Recently I have taken a lot of feedback onboard and analysed a lot of the comments made by the general reader… It seems we have a common issue reoccurring throughout, namely, ‘I disagree with the score’.
Ill lay my truth right out there… I don’t care for scores, in fact most of the time, I hate them…!!!
You spend 3 days writing an insightful and objective review, listening to the back catalogue of a band to get a better insight into their creative process, and some knob disagrees with your score… The little tiny number at the bottom of the 400-word review!
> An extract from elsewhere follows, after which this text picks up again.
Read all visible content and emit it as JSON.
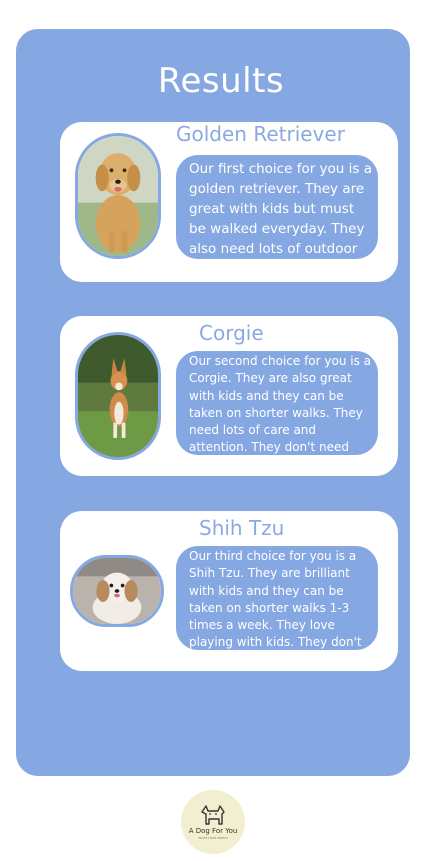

I mean fuck you… Who are you to say it’s a 7 when I think it’s a 6… Errrrmmm wait? Is that right, is it a 6? or is it a 9? Who the fuck knows? The issue we have is there is no context to the scores that we are awarding. Recently it seems that a lot of publications, especially this one has come under fire for scoring music but providing no real scale for what the score actually represents. ‘Reyt Good Music’ does not pretend to be ‘Smash Hits Magazine’ and doesn’t provide puff pieces or pretend to be something its not. It gives honest opinions from normal people. But what I don’t seem to understand is why a number attached to a well formulated piece is so offensive, or sparks such a large debate.
Lazy people will often skim the review and focus on the tiny number in the bottom corner of the large quantity of text, instead of taking on the ideas and opinions of the writer. These people infuriate me! I’d say there’s an issue at the moment with people commenting and persecuting the reviewer who has taken time out of their busy schedule to review a piece of music, unpaid, that you may otherwise not have heard. Music is like food, we all have different palates and tastes and sometimes its ok to compliment the chef, but if it leaves a bitter taste then its ok to say that too. To personally attack the reviewer only serves to knock their confidence and hinder the publication moving forward.
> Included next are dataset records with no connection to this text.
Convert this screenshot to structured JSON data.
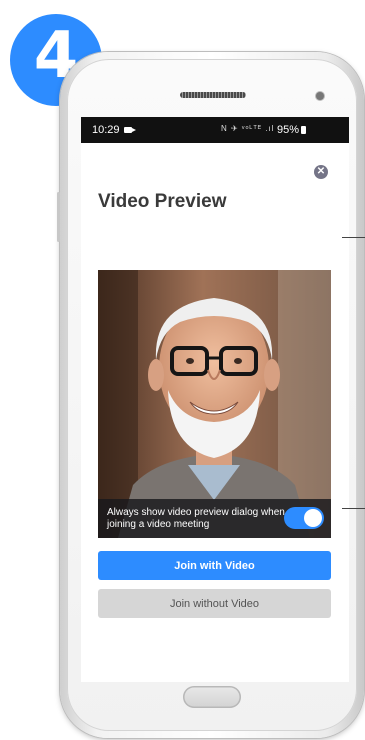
{
  "step": {
    "number": "4",
    "color": "#2d8cff"
  },
  "status_bar": {
    "time": "10:29",
    "video_icon": "video-camera-icon",
    "indicators": "N ✈ ᵛᵒᴸᵀᴱ .ıl",
    "battery": "95%",
    "battery_icon": "battery-icon"
  },
  "dialog": {
    "title": "Video Preview",
    "close_icon": "close-icon",
    "preview": {
      "toggle_label": "Always show video preview dialog when joining a video meeting",
      "toggle_on": true
    },
    "buttons": {
      "join_with_video": "Join with Video",
      "join_without_video": "Join without Video"
    }
  },
  "nav_bar": {
    "recent_icon": "recent-apps-icon",
    "home_icon": "home-icon",
    "back_icon": "back-icon"
  },
  "colors": {
    "accent": "#2d8cff",
    "secondary_button": "#d6d6d6",
    "close_button": "#747487",
    "status_bar": "#111111"
  }
}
That is not to say that the writer is always right. There are other points of view which need to be addressed, and some of these have been raised to me on a few occasions in debate of this topic. These points are completely valid and insightful points, and kick open the doors to a larger scale discussion. ‘At which point should a reviewer decline to put forth an opinion on music of which they have no contextual understanding?’ and ‘Is an artist compelled to share a critique that doesn’t adhere to fundamental standards of quality in its writing?’ There’s a strong argument for truly constructive criticism, but there is also a duty to editorial quality that comes from that. Firstly, a piece of writing full of spelling mistakes should not be published and this comes down to Editorial review. The basic fundamentals of writing should be adhered to, but also, we mustn’t forget that this is a starting block for aspiring writers and fans of music and it is not a GCSE exam….
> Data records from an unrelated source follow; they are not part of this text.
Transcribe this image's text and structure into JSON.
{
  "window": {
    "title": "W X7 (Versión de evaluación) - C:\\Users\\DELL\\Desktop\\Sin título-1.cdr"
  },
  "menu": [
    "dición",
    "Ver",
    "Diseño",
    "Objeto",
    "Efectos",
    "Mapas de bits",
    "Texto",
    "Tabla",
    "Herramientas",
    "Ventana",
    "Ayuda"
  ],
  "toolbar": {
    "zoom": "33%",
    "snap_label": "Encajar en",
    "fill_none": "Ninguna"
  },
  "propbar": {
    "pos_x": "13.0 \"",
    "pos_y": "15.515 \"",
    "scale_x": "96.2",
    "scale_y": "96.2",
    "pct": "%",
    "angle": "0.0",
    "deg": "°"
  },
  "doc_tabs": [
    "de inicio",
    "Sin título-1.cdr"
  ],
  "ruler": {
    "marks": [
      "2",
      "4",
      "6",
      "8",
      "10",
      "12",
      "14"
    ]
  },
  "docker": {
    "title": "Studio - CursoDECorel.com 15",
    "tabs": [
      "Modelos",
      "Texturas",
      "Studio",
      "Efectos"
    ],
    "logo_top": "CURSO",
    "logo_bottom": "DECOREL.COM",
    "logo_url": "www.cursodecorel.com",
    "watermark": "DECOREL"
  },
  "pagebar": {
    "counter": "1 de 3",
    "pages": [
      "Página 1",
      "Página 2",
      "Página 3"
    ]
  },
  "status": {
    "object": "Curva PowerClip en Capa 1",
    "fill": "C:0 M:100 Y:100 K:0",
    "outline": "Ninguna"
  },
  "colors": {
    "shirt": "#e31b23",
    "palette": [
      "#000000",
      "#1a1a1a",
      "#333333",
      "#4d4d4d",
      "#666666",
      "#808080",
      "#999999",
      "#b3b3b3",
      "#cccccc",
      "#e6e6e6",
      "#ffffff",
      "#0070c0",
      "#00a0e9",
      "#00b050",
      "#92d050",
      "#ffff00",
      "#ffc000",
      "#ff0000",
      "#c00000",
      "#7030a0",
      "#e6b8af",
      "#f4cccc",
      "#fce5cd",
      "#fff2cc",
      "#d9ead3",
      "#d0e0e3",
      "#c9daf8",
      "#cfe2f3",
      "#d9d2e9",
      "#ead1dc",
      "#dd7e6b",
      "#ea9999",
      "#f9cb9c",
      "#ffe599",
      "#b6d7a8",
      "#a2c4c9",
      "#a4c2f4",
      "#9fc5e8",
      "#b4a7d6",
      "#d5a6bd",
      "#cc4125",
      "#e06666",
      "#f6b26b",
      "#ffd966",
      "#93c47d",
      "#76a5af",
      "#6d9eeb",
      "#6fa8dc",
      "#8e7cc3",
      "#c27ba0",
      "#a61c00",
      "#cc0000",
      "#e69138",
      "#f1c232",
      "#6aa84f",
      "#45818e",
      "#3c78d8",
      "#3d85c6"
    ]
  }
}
My understanding is that both the reviewer and the reviewed should both go into this with an open mind. They should do research on where they submit music to and understand the audience and mindset of the publication. This isn’t just for ‘Reyt Good Music’ but all publications of this nature. The Bands and Artists should also realise that they are not being interviewed by ‘Rolling Stone Magazine’ or ‘NME’, and this is simply a platform to reach a larger audience. In an ideal world, we would have 10 stars across the board and every track would be met with an insightful and entertaining write up which paints the Artist in the spotlight they see themselves in…
In an ideal world this would work, but sometimes it doesn’t. In the same ideal world, the reviewer would publish a masterpiece, free from grammatical errors and the Icy axe of a bad word or phrase… but again this isn’t the reality of the publication. I agree at times the reviewers can be harsh, but they are putting forward their opinion as honestly and as articulately as they can. If we are being fair and objective, that’s all that we can do…
So, read the review, listen to the music, and try and formulate your own opinion. Nobody is saying that the written words are infallible… So, with all this being said, I think that in the right context scores are welcome, but without it, it is just a number….
Stuart Bratby 10/10